Pregnancy Care Center hopes to pay off new building with Lake Jump donations

April 5, 2013


Director Tracey Chapman, right, and Clinical Services Director Amy Pider in front of the center on Tinkham Ave.

Director Tracey Chapman, right, and Clinical Services Director Amy Pider in front of the center on Tinkham Ave.

By Rob Alway


LUDINGTON – Twenty-one years ago a tragedy shocked the Ludington community. A teenage girl left her newborn baby in a dumpster near LudingtonHigh School. The baby was found dead and the community mourned. Out of that tragedy, the WestShorePregnancyCareCenter was founded. The center marks its 20th anniversary this year with the hopes of paying off its building with help from the 14th Annual Ludington Lake Jump scheduled to take place Saturday morning.

In March 2012, the center moved from the basement of Rieth-Riley Construction, located on First Street in the LudingtonIndustrial Park, to the former medical offices of Dr. Kenneth Hill just west of Washington Avenue on Tinkham Avenue.

Employees and volunteers work to provide caring service.

Employees and volunteers work to provide caring service.

Executive Director Tracey Chapman says the move has shown many positive results.

“It has given us more credibility,” Chapman says. “There seems to be a greater awareness in the community about who we are. We have noticed an increase in clients walking to us, which lets us know that we are in a more accessible location.”

Chapman says the previous location served its purpose for many years. The organization was grateful for the space. But, the new location has allowed the center to be its own entity. Being in the vicinity of the area’s largest high school has also been a benefit.

WestShorePregnancyCareCenter is a non-profit Christian ministry. Its vision is to care for those with pregnancy related concerns and mothers of young children by meeting their physical, emotional and spiritual needs.

“Our greatest desire is to enable and empower women and their families to make positive decisions for themselves and family physically, emotionally and spiritually,” Chapman says.

The center provides peer counseling, free pregnancy tests, baby clothing, diapers, formula and educational classes.

It employs two part-time employees and utilizes volunteers; currently about 10 women volunteer at the center.

Chapman says the center provides services to clients of all faiths. “Every employee and volunteer here has a personal relationship with Jesus Christ,” she says. “But, we never force our faith onto our clients. Instead we provide love and we listen to them. We come alongside those in crisis, whether it’s an unexpected pregnancy or another crisis. We seek to offer them hope.”

The center receives no government funding, it is completely funded by private donations from individuals, businesses and churches. The center holds two major fundraisers every year, the Walk for Life in May and the Baby Bottle Boomerang campaign in churches in the fall. It is a federally recognized 501(c)3 organization, meaning donations are tax deductible.

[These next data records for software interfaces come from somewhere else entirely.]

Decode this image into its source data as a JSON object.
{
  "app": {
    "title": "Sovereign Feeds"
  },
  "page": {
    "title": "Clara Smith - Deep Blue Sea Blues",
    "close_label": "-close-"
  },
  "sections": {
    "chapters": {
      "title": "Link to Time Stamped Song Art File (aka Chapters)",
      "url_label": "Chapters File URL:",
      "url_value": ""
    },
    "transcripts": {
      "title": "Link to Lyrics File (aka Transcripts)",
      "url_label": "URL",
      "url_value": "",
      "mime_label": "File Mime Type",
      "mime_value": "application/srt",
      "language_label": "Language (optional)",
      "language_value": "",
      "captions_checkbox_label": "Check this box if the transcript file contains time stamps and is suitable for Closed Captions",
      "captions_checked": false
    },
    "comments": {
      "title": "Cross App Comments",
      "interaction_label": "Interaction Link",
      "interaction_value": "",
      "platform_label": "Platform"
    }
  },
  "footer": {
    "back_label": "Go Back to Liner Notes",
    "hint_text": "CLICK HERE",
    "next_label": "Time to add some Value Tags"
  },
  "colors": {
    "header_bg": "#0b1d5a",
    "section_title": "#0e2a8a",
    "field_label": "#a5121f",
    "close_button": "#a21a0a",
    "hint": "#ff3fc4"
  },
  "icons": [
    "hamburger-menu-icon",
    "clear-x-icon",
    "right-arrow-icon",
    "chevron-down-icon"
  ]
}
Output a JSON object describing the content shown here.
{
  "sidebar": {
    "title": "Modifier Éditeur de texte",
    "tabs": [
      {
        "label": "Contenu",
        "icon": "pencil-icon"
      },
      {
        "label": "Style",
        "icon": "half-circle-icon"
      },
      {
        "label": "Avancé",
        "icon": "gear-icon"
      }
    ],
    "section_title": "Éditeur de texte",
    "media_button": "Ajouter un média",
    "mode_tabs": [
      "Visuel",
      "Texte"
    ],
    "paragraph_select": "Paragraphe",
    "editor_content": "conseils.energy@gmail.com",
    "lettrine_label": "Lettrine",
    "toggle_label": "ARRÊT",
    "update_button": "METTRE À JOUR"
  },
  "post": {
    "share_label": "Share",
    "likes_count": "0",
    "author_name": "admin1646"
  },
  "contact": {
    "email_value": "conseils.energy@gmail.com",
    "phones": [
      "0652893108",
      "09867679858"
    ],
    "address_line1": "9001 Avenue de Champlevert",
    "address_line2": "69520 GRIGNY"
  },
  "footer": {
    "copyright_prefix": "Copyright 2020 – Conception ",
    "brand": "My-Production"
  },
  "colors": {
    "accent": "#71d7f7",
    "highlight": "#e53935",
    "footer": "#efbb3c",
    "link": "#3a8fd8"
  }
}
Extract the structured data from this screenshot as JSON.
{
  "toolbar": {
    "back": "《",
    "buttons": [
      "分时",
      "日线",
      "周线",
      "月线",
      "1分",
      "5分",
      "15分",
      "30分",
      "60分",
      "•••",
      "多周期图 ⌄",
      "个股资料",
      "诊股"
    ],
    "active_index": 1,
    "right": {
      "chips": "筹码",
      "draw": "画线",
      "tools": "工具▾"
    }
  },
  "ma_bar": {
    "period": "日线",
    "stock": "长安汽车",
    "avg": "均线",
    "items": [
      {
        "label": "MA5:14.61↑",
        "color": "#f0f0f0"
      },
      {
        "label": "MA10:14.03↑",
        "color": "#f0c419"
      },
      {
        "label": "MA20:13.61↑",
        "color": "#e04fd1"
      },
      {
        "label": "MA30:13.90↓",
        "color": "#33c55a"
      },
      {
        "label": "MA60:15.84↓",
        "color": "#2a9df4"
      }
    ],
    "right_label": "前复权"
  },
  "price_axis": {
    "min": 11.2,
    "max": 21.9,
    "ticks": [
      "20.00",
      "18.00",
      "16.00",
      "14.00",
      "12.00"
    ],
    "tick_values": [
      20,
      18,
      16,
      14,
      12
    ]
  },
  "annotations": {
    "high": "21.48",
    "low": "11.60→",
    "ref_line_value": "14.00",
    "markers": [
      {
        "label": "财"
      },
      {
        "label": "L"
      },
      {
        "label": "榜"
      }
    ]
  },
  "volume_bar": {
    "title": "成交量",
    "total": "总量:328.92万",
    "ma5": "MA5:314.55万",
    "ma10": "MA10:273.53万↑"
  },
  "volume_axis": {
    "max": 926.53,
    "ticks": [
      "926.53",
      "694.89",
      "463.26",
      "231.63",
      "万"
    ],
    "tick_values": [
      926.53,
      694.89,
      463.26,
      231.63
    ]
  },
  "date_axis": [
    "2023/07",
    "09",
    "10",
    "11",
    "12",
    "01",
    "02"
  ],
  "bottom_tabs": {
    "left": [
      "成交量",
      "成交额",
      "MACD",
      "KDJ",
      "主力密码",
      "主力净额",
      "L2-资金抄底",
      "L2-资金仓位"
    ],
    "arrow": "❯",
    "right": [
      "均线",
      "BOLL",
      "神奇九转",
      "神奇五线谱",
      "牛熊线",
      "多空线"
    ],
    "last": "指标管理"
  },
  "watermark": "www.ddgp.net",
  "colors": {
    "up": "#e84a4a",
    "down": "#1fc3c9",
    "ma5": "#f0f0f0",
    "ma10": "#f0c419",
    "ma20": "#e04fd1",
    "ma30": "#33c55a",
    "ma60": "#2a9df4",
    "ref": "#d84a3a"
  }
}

However, it runs on a very low budget.

The center took a risk when it decided to purchase the new building. Chapman says the entire organization is very grateful to Dr. Ken and Diane Hill for selling them the building at a generous price.

“Our original building funding goal was $125,000,” Chapman says. “Of that $100,000 was for the building and $25,000 was for renovations. We were able to get the renovations done at a much lower cost and we now owe just under $40,000.”

Chapman says the hope of the organization is for the LakeJump to help offset much of that debt.

2012 Lake Jump

2012 Lake Jump

The Ludington Lake Jump started in 2000 by WMOM radio. That year the jump was just held for fun, the brainchild of then morning show host The Dutchman. Pat Lopeman, owner of WMOM, says the jump was such a success that he decided to offer pledges for charity the next year. Those committing to jump in the lake ask for pledges.

Lopeman says Linda O’Brien, who was employed at WMOM at the time, took over leadership of the jump and it evolved into its own entity. Now the LakeJump has its own board which decides which organization will receive the benefits of the annual jump.

The last few years $25,000 to $30,000 were raised for the respective charities.

The LakeJump is 11 a.m. Saturday at the south end of StearnsPark. For more information visit

Area Churches